On the surface, RHS has well-developed academic, extracurricular, and athletic programs, which all lead students on a path towards success. Yet, underneath that, the pride and loyalty each individual has for Ridgewood High are what makes the school’s culture special for all.
The 125-year history of the school and the fact that so many generations have grown up in these halls contributes to everyone’s pride in the institution. Students armed with phones and Chromebooks in their backpacks pass by plaques every day that honor RHS graduates who served in world wars and global conflicts. Some of these graduates laid down their lives for their country, transformed by their experience in the same brick-and-mortar building. Decades later, even though technology, culture, and world leaders have changed, as students, we live similar lives to those who passed through years before and are inspired by those past accomplishments.
Other than reflecting on the past, in 2019, RHS continues to be a beacon for student freedom and individual expression. Countless opportunities are available to students, and many don’t hesitate to take advantage of them. Just last month, there were two simultaneous trips abroad: one to Italy, and another to China. Locally, the spring season has started, and with it, a newfound fervor for sports and activities in and out of the building.
No matter what hour you drop by the campus, even late into the night, you are bound to see a myriad of different athletes and club members in the school. The open campus policy also simulates a college-style experience and adds more to a typical student routine.
Foreign trips, an open campus, and the 24-hour hubbub on and off school grounds are unthinkable in many parts of the world, let alone the rest of the United States. Even in neighboring Bergen County high schools—while foreign trips do exist—the open campus policy is virtually unheard of. It is the trust faulty members have for students that allow us the freedom we so often take for granted and what also makes RHS unlike any other.
Diversity of our student body is another major layer of what makes RHS what it is because it’s ever-changing. Every year a class graduates, and a new class enters. In the past few years, incoming freshman classes have increased in size. Just like the speaker, Michael Fowlin, said last year, diversity can be about more than just ethnicity or race. It is taking on a connotation of different backgrounds, interests, and beliefs.
The dynamic student body emphasizes Fowlin’s point, and the number of different interests highlighted in the building deeply influences the culture of student life. These interests are showcased through different clubs and co-curricular or extracurricular programs that can either be academic, artistic or simply just fun, like the Pizza Club. The student body is made up of a diverse set of beliefs and viewpoints, and a plethora of religious and political backgrounds.
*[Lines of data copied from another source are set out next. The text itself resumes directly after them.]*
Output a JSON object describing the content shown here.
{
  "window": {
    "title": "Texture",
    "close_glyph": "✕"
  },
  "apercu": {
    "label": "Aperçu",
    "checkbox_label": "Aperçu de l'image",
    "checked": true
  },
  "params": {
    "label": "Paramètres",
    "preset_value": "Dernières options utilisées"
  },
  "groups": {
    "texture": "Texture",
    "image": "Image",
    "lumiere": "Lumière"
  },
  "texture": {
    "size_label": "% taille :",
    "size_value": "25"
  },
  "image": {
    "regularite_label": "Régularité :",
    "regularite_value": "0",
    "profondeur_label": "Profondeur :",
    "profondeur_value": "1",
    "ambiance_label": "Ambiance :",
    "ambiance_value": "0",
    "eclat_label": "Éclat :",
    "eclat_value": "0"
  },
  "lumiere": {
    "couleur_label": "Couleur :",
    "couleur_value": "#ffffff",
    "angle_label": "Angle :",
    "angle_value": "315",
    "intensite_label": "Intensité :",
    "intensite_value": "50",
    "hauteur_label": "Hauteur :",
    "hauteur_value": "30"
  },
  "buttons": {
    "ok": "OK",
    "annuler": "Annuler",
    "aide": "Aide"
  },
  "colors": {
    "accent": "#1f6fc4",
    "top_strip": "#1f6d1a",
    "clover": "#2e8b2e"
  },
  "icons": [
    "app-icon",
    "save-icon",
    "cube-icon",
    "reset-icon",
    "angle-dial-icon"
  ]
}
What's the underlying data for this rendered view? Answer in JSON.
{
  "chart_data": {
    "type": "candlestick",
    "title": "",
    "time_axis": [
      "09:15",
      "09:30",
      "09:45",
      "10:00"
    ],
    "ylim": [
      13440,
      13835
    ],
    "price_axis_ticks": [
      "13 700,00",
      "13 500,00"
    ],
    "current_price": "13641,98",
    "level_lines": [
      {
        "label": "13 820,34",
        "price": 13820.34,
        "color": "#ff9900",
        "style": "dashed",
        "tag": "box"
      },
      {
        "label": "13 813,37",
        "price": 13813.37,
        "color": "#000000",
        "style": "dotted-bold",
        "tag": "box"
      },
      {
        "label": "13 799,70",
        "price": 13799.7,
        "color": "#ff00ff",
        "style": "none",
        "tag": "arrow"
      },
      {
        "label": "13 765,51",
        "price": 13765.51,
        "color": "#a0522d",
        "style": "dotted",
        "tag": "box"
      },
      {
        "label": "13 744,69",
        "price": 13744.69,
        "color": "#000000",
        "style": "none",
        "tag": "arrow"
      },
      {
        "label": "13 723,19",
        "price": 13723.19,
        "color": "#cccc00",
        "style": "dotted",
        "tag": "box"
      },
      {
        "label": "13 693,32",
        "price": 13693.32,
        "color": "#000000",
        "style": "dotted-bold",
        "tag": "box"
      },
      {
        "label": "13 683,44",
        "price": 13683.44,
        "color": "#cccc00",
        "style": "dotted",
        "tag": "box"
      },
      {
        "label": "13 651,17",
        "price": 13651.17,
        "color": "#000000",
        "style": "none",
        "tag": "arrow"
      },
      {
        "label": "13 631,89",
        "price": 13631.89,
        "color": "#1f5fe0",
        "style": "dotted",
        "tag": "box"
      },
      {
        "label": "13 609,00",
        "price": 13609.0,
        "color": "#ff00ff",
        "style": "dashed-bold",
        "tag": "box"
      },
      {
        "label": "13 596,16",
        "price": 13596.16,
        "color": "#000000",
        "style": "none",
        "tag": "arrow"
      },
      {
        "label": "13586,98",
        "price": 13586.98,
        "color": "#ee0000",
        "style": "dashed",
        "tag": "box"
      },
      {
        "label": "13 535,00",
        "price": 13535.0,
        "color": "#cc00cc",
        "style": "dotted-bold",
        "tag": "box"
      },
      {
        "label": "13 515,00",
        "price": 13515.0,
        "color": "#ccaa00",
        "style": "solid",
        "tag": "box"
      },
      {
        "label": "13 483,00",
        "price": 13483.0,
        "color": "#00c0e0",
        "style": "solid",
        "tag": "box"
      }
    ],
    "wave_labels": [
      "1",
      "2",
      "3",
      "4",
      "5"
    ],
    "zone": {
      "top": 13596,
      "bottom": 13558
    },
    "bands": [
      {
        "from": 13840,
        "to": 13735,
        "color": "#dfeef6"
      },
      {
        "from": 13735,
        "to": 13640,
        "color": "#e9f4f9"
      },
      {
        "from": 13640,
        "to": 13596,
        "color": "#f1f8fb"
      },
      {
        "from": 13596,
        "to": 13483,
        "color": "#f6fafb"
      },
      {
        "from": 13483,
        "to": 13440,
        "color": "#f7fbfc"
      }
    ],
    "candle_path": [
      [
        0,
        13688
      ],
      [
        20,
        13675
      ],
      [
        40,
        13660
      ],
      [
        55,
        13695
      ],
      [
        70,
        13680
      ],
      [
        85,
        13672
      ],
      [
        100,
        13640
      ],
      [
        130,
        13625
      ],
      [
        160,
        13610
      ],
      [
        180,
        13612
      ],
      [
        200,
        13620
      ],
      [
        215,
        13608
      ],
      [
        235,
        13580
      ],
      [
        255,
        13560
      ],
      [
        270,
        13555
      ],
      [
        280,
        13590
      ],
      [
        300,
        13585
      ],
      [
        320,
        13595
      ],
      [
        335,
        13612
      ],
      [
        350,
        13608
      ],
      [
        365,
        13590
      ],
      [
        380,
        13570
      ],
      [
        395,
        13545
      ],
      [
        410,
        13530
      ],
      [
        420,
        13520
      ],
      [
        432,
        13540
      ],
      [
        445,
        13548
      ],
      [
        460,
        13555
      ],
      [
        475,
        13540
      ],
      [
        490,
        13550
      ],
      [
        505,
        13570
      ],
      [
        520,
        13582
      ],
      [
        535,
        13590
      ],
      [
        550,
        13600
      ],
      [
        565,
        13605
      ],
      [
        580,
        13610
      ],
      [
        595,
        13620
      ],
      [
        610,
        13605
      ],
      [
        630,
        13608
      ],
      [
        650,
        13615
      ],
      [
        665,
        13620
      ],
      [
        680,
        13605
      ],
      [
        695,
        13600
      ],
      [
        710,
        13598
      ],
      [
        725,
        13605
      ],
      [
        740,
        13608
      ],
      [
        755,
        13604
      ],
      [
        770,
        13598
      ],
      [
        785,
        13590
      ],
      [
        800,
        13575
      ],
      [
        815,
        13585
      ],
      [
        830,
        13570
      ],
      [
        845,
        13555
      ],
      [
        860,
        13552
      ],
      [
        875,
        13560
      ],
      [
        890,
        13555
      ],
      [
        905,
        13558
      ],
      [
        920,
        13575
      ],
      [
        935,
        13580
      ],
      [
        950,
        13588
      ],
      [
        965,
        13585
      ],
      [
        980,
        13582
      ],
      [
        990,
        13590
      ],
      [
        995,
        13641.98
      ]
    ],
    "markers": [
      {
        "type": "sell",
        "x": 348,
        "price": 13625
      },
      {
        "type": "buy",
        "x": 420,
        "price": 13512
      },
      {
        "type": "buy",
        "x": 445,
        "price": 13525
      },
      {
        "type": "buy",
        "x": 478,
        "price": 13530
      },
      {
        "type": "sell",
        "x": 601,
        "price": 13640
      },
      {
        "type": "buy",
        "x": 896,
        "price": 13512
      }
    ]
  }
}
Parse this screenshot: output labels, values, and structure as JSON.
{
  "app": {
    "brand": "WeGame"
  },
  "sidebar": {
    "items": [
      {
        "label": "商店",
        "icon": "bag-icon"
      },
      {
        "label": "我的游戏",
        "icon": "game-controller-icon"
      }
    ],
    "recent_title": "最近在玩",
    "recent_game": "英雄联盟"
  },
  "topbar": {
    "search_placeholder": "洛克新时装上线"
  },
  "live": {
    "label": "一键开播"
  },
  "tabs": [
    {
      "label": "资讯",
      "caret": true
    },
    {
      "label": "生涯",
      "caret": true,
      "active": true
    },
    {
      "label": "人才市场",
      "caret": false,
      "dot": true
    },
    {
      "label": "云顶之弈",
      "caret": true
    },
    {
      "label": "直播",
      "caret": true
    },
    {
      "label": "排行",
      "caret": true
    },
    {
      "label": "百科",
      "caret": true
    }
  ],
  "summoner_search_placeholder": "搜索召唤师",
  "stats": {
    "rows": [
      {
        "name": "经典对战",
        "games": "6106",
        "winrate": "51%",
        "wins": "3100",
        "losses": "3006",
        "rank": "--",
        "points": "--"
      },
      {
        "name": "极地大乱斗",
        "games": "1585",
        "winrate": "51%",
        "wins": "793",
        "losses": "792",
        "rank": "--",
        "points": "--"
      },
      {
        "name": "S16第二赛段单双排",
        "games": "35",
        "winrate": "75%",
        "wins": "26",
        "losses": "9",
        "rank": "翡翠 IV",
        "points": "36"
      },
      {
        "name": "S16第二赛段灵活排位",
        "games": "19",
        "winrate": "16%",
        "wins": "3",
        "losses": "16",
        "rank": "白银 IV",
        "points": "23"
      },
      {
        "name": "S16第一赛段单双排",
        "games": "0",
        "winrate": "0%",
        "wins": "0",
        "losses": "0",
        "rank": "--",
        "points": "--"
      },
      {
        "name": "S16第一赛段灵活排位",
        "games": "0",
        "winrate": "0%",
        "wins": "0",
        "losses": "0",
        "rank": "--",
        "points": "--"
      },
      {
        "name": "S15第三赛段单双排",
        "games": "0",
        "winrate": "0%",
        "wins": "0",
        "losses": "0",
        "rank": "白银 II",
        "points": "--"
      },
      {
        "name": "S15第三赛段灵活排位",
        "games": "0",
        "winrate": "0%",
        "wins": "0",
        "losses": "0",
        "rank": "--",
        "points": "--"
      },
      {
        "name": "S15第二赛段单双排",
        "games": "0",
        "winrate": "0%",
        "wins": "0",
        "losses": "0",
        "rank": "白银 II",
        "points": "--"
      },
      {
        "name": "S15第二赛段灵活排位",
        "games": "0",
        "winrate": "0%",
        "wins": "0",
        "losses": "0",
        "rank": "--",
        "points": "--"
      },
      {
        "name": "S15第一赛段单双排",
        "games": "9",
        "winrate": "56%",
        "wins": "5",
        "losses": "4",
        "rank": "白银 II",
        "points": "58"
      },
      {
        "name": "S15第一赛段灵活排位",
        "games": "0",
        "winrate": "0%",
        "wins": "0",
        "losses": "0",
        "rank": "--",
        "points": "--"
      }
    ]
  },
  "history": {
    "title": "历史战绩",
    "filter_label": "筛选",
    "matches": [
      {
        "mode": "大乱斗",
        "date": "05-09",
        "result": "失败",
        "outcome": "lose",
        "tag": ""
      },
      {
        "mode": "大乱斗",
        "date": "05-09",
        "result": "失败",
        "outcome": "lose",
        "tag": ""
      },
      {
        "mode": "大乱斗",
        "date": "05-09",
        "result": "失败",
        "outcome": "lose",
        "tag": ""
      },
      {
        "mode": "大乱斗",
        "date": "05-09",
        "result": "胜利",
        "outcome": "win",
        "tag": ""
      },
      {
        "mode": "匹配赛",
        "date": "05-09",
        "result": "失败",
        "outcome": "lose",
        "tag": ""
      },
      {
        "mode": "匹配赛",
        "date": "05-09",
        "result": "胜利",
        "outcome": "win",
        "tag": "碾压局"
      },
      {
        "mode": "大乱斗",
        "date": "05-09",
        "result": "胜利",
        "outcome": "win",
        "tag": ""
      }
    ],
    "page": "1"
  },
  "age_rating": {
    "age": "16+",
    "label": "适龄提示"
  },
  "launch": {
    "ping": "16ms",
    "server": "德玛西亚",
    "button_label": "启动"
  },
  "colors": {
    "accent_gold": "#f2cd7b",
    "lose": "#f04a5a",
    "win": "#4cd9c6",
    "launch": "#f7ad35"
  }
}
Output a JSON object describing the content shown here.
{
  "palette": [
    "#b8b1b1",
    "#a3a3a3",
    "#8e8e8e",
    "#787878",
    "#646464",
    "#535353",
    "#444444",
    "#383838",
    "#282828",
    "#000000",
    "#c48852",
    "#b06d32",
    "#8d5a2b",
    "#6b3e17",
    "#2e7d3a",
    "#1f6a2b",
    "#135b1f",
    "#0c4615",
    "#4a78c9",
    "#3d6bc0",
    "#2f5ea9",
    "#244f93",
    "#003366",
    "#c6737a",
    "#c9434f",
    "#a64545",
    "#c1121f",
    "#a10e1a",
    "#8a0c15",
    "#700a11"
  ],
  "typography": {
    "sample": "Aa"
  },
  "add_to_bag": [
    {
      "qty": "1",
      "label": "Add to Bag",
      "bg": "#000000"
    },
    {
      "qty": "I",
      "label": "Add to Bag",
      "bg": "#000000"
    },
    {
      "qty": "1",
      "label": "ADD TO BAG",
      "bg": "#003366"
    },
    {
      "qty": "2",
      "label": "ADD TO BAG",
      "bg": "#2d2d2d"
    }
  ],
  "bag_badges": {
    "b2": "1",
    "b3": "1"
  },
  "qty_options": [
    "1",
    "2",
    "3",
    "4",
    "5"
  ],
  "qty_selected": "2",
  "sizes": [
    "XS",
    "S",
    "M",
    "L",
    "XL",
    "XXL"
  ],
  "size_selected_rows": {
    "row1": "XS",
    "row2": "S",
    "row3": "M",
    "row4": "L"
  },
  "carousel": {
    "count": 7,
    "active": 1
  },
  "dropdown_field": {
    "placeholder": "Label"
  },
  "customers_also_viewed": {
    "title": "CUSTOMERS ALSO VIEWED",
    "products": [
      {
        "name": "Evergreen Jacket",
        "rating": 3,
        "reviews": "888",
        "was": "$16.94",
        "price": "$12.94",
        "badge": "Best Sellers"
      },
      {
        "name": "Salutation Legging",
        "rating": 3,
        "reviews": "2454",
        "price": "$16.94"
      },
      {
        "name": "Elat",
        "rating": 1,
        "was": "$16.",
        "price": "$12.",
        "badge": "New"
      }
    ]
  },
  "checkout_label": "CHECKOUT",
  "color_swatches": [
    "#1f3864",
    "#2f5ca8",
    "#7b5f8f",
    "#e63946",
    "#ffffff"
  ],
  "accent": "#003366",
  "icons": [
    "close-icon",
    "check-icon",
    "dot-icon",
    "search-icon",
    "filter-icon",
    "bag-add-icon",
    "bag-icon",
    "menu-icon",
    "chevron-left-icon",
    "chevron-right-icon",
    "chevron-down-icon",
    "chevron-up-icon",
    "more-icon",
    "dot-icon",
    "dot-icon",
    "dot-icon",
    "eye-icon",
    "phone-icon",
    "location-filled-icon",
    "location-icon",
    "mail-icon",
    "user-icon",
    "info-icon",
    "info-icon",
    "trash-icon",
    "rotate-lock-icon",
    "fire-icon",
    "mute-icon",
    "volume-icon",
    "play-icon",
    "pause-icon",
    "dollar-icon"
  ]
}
RHS is so important to everyone who walks through these halls, and although decades of demographic and cultural change have swept the town, new generations find ways to build off of the accomplishments of their predecessors. The unique opportunities offered to students, the historical legacy of the school, and the multi-faceted diversity of each class all have a unique and transformative influence on each individual. High school marks a key point in everyone’s life, one that should have lasting and meaningful impacts on those who experience it. Ridgewood High School doesn’t disappoint on this notion at all, and the four years of education it provides, each different in their own ways, epitomizes how special it is to be a student in RHS.
Logan Richman & Aaron Friedman
Graphic: Ryan Rhew